Contact: Rose King, 503-863-­1363, Rose@brinkcomm.com  

(Salem, Ore.)—Researchers and labor experts from the University of Oregon testified Wednesday before the House Business and Labor Committee, the House Revenue Committee, and the House Human Services and Housing Committee to highlight The High Cost of Low Wages, a report from the University of Oregon’s Labor Education and Research Center (LERC) and Department of Sociology that details the economic reality for Oregon’s low-wage workers in the post-recession economy.  

The report found that over 400,000 Oregonians – roughly 25 percent of the state’s entire workforce – are employed in low-wage work. Further, about one in 7 Oregon workers receive public assistance.  

In the report, researchers recommend a set of policy solutions that stand to improve economic opportunity for Oregon’s working families while reducing corporate welfare and strengthening the state’s economy. They include: raising the minimum wage; expanding paid sick leave; addressing wage discrimination; expanding childcare assistance programs; and promoting collective bargaining. 

Elected officials are considering a number of bills this session that address Oregon’s broken economy and the financial crisis that low wage, no benefits jobs have created.  They include:

+ Raise the Minimum Wage (SB 610)

+ Paid Sick Days (HB 2005, SB 454)

+ A Secure Way to Save for the Future (HB 2960, SB 615) 

+ A Second Chance for Every Oregonian (HB 3025) 

+ End Profiling (HB 2001, 2002, 2003) 
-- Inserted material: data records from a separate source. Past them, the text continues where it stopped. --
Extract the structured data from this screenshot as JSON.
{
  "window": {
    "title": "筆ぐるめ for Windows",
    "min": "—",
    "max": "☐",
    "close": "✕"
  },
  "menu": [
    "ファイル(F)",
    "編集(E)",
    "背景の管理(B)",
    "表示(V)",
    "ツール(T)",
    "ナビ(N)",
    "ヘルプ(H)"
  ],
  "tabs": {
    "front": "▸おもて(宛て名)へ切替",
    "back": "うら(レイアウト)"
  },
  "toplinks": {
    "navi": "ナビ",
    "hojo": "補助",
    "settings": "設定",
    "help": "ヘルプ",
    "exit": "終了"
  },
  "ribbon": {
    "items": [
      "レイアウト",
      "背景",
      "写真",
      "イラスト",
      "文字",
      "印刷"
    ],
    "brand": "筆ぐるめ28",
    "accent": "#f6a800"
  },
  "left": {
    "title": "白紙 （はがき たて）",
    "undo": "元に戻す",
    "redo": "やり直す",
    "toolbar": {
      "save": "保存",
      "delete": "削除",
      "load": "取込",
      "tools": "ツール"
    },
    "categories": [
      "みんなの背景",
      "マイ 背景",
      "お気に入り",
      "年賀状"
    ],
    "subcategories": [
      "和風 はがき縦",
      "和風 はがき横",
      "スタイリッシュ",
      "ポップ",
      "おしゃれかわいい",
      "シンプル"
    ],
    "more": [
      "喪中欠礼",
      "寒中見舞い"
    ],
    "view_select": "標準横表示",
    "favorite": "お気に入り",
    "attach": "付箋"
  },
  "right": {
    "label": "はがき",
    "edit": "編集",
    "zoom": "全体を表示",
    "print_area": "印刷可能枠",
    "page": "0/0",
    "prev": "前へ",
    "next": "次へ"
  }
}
+ Certain and Regular Work Schedules (SB 888, HB 2010)

+ Wage Discrimination (HB 2006, HB 2007)

+ Childcare Assistance Programs (HB 2015)

A full briefing on these bills can be found here

“This research makes it clear that the increased reliance on low-wage, no benefit jobs is dragging down the state’s economy and preventing hundreds of thousands of working Oregonians from having a fair shot at success,” said Andrea Paluso, Executive Director of Family Forward Oregon. “It’s time for our legislative leaders to take action and pass bills that raise the minimum wage, offer paid sick days, and create real economic opportunities for working families."

The report also offers new data on the real costs of public assistance programs that low-wage workers in Oregon must rely on to make ends meet and how taxpayers are supporting a new form of corporate subsidy to the largest companies employing low-wage workers in the state. Each year, taxpayers spend over $1.7 billion to subsidize corporations’ reliance on a low-wage workforce. Large, profitable corporations in retail, fast food, and health care employ the largest share of low-wage workers using public assistance.   

“This report shows how the growth of low wage jobs in Oregon has made it nearly impossible for working adults to afford the basic necessities to take care of their families,” said Raahi Reddy, coordinator of LERC’s Low Wage Economy Initiative. “Low-wage, no-benefit jobs place additional pressure on our social safety net, driving up costs for taxpayers and leaving families struggling just to get by.”

To provide a comprehensive view of what the state’s current economic structure means for working families, researchers examined official government statistics on employment and wages, and compiled extensive data documenting the growth of low-wage work and its effects on low-income workers in Oregon. Sociologist Dr. Ellen Scott also conducted 44 interviews with low-wage working parents. These conversations revealed other challenges Oregon’s low-wage workers face, including cyclical employment, erratic scheduling, difficulty in finding and affording child care, personal health issues, and crises like violence and homelessness. 

Faculty and researchers from the University of Oregon Sociology Department contributed to the report. 

To provide a comprehensive view of what the state’s current economic structure means for working families, researchers examined official government statistics on employment and wages, and compiled extensive data documenting the growth of low-wage work and its effects on low-income workers in Oregon. Sociologist Dr. Ellen Scott also conducted 44 interviews with low-wage working parents. These conversations revealed other challenges Oregon’s low-wage workers face, including cyclical employment, erratic scheduling, difficulty in finding and affording child care, personal health issues, and crises like violence and homelessness. 

Faculty and researchers from the University of Oregon Sociology Department contributed to the report.

A PDF version of The High Cost of Low Wages is available online: http://lerc.uoregon.edu/wp-content/uploads/2015/01/2014-Oregon-Workforce-Report-The-High-Cost-of-Low-Wages-in-Oregon.pdf

About LERC

Since being established by the Oregon Legislature in 1977, the Labor Education and Research Center (LERC) at the University of Oregon has made the resources and expertise of the higher education system available to workers, unions, policy makers, and community partners throughout Oregon and the Pacific Northwest. LERC is committed to improving the lives of working Oregonians and enhancing their ability to participate effectively in the workplace and community affairs. 

 

 




Posted
AuthorMike Westling